> **WORK TASK**
The entries need to be copied exactly as they stand, images left out.

Data records for software interfaces
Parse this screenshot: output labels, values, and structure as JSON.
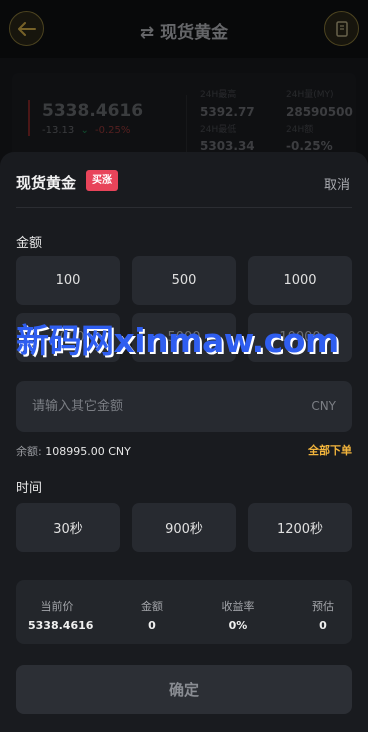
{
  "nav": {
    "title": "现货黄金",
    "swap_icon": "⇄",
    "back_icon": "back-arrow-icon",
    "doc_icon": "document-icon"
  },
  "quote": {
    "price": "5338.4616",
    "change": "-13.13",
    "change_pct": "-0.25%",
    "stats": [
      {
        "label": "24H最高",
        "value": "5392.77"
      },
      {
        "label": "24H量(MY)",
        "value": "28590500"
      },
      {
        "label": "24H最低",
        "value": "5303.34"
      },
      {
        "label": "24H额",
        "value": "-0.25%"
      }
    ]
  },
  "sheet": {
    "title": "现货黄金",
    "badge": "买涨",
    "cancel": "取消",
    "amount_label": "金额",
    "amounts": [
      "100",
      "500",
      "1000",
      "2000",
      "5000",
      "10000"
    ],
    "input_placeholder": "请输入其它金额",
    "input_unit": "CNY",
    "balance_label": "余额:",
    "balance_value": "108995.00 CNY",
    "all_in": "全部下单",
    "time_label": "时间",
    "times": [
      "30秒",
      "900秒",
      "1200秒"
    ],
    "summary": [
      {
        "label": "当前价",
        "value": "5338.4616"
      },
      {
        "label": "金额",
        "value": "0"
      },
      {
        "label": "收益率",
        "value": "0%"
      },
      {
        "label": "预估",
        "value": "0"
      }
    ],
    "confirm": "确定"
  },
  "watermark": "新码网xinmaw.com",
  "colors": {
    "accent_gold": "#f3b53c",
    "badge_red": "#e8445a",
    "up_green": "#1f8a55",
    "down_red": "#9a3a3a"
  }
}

> **YOUR SOLUTION**
Parse this screenshot: output labels, values, and structure as JSON.
{
  "nav": {
    "title": "现货黄金",
    "swap_icon": "⇄",
    "back_icon": "back-arrow-icon",
    "doc_icon": "document-icon"
  },
  "quote": {
    "price": "5338.4616",
    "change": "-13.13",
    "change_pct": "-0.25%",
    "stats": [
      {
        "label": "24H最高",
        "value": "5392.77"
      },
      {
        "label": "24H量(MY)",
        "value": "28590500"
      },
      {
        "label": "24H最低",
        "value": "5303.34"
      },
      {
        "label": "24H额",
        "value": "-0.25%"
      }
    ]
  },
  "sheet": {
    "title": "现货黄金",
    "badge": "买涨",
    "cancel": "取消",
    "amount_label": "金额",
    "amounts": [
      "100",
      "500",
      "1000",
      "2000",
      "5000",
      "10000"
    ],
    "input_placeholder": "请输入其它金额",
    "input_unit": "CNY",
    "balance_label": "余额:",
    "balance_value": "108995.00 CNY",
    "all_in": "全部下单",
    "time_label": "时间",
    "times": [
      "30秒",
      "900秒",
      "1200秒"
    ],
    "summary": [
      {
        "label": "当前价",
        "value": "5338.4616"
      },
      {
        "label": "金额",
        "value": "0"
      },
      {
        "label": "收益率",
        "value": "0%"
      },
      {
        "label": "预估",
        "value": "0"
      }
    ],
    "confirm": "确定"
  },
  "watermark": "新码网xinmaw.com",
  "colors": {
    "accent_gold": "#f3b53c",
    "badge_red": "#e8445a",
    "up_green": "#1f8a55",
    "down_red": "#9a3a3a"
  }
}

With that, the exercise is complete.